The parents said they liked having the format in one place, giving them the same experience as the bigger teams although they rarely see the players out and about.
It’s also irritating not to get to see those same teams in action, Chisum said. Although she said the Bobcats were excited to be in Omaha, she wishes the NCAA would have spread the games around to other venues.
“Every coach will tell you this,” she said. “It’s like a club tournament. The kids should have a better experience than what they are having.”
Cook said teams walk in, throw their stuff down and play. Wisconsin coach Kelly Sheffield joked Thursday that the Badgers might have to get a campfire going next to their courtside tent, which is substituting as a game day locker room.
Purdue coach Dave Shondell said his players were allowed just 30 minutes to warm up Thursday on a convention center court they’d never seen before — then had to compete in a do-or-die second-round match.
“This has been unique,” Shondell said. “The NCAA’s doing a great job. No complaints at all about the NCAA. It’s just COVID, and all of the testing, and the back and forth from the hotel, to the gym, back to the hotel, to the gym.”
The challenge for teams, Shondell said, is to embrace the new set of circumstances. But perhaps things will normalize some as the tournament field shrinks and its matches move into the CHI Health Center arena next week.
For the city, this tournament is the kickoff to a busy summer, the Hilton’s Sabin said. There’s club volleyball and basketball tournaments ahead as well as the U.S. Swim Trials and the CWS.
It’s been a different event from those, Marriott’s Hilton said, but he says things will start to change in the next few days as more people are allowed into matches.

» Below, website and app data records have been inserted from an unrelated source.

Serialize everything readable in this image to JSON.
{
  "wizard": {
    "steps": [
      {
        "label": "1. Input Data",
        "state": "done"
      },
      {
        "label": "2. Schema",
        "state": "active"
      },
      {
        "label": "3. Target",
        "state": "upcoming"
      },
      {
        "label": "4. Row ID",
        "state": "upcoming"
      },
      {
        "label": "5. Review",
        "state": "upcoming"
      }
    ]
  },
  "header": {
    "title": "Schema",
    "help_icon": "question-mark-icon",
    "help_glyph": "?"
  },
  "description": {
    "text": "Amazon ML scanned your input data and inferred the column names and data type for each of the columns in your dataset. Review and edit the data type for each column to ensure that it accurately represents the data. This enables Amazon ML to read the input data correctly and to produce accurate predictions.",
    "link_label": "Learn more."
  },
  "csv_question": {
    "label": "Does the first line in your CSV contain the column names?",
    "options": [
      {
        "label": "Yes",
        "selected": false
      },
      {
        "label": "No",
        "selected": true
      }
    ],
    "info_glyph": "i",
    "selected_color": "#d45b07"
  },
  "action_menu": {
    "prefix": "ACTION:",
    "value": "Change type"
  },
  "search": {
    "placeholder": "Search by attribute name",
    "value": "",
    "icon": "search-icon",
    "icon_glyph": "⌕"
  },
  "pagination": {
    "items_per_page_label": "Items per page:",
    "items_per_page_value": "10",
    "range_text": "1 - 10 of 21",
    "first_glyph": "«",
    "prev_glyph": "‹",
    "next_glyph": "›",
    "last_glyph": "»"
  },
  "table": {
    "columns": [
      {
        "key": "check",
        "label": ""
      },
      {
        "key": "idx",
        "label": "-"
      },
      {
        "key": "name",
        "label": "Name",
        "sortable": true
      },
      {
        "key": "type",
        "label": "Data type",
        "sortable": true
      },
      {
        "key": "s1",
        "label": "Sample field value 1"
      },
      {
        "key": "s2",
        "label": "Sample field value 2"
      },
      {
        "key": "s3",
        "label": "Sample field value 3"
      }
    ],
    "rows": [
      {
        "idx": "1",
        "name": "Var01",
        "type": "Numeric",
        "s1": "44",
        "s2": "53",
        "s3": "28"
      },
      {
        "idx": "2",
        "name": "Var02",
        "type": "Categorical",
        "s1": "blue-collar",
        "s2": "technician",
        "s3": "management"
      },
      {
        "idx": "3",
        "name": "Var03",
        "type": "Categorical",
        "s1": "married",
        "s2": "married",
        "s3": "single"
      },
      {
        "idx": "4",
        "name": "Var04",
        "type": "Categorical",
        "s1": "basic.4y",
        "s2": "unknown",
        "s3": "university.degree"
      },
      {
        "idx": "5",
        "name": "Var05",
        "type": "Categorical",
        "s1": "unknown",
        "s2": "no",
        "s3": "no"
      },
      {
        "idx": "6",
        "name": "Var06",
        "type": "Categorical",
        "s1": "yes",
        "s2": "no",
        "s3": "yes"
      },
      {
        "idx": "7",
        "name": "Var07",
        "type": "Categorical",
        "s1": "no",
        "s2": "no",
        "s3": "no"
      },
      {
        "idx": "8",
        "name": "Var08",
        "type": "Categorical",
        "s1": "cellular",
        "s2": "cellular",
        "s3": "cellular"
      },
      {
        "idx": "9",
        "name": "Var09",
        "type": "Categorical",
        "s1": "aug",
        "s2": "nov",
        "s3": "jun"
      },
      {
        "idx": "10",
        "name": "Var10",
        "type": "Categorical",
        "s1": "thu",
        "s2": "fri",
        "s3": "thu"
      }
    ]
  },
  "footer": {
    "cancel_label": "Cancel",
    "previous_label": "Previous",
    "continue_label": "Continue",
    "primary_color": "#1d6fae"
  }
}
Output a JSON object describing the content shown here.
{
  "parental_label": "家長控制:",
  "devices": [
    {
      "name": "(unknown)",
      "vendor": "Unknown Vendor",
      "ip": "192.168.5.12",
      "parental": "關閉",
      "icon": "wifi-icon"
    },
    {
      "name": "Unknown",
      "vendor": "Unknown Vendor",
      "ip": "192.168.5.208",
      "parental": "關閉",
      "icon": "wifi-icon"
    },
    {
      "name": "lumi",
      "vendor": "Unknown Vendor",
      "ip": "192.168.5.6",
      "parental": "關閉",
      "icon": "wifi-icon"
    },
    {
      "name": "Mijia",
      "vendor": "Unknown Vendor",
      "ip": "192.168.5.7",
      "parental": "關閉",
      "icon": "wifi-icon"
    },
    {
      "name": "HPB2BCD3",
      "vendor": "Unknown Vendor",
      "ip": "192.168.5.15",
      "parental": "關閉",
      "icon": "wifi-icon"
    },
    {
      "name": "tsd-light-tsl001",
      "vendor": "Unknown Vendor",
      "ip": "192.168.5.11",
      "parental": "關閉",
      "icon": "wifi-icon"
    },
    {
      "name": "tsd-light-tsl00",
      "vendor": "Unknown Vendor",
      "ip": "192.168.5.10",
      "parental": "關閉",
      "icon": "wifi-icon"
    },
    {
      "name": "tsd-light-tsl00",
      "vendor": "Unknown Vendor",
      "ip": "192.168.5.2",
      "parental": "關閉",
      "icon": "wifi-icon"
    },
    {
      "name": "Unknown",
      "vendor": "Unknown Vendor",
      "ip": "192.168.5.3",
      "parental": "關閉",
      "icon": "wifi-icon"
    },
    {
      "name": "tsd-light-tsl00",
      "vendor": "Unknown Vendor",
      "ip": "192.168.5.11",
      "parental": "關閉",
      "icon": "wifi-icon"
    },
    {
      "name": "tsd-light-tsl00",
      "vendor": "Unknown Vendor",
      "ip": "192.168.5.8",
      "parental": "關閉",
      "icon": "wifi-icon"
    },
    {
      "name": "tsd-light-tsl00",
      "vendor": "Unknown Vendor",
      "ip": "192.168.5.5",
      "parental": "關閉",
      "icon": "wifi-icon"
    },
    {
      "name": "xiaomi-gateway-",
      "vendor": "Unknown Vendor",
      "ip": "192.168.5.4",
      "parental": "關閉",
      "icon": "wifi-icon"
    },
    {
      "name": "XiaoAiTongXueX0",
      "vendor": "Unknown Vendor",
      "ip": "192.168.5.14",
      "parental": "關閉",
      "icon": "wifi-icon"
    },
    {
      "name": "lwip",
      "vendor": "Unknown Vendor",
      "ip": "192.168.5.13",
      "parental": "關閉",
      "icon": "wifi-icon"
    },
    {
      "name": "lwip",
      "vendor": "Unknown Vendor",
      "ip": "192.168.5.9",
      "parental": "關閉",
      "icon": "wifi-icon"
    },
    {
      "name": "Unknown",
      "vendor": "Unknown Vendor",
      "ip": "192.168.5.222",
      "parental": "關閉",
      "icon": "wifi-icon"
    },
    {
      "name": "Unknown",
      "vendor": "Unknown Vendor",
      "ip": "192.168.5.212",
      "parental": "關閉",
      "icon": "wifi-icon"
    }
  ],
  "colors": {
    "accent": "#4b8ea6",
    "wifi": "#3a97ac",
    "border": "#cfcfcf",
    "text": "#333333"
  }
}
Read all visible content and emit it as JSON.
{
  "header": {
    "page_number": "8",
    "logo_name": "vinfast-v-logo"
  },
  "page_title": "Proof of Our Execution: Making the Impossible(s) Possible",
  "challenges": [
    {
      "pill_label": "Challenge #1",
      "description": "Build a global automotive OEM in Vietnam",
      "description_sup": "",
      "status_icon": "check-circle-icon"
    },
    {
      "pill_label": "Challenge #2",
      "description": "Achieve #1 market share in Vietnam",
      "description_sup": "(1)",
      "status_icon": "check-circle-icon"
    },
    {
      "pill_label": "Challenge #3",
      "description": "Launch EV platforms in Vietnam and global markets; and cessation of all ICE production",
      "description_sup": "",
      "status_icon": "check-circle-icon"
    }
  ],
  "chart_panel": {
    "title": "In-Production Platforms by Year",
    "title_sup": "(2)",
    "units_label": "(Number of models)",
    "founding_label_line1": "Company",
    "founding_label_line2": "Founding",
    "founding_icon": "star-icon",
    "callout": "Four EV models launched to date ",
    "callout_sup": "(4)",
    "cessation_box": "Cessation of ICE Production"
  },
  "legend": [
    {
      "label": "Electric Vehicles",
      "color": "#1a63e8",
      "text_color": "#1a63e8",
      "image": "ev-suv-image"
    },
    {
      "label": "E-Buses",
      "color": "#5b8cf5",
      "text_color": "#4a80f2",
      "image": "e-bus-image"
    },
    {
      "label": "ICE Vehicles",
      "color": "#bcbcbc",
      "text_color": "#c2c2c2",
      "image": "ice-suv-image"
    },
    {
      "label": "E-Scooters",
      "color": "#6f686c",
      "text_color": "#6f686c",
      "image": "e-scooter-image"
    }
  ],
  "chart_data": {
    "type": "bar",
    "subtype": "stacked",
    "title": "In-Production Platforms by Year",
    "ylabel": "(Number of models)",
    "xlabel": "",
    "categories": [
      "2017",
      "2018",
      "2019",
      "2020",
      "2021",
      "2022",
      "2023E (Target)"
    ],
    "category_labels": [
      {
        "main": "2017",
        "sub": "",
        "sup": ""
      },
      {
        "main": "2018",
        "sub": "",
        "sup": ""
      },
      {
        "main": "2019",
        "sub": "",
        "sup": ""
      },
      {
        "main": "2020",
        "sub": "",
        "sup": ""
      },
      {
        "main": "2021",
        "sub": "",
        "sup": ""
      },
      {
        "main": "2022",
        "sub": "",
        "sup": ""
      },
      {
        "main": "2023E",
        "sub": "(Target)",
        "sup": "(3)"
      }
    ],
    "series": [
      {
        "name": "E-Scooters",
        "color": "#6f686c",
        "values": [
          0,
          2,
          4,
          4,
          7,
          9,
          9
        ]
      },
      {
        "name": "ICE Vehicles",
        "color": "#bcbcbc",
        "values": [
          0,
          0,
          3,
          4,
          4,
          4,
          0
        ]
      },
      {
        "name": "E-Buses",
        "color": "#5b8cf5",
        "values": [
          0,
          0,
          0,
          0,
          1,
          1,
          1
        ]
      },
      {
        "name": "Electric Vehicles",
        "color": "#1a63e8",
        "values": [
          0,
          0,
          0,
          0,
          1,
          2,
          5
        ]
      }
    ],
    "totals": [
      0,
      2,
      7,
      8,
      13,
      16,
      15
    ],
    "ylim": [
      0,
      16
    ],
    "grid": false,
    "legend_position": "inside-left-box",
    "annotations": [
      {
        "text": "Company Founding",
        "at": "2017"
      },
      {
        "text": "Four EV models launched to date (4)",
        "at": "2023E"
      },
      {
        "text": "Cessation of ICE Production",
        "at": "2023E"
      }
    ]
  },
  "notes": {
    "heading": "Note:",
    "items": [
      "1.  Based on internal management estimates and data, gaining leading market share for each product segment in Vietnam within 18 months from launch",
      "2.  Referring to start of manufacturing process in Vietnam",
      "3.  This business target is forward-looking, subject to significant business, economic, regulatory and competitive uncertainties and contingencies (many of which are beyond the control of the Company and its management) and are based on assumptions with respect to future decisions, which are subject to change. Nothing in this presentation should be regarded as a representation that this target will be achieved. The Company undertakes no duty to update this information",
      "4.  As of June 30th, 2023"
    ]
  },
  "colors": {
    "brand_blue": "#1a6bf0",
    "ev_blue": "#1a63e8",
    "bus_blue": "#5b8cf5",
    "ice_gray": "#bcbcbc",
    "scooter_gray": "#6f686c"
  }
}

“It should grow,” he said. “We expect to see more traffic arriving on the weekend.”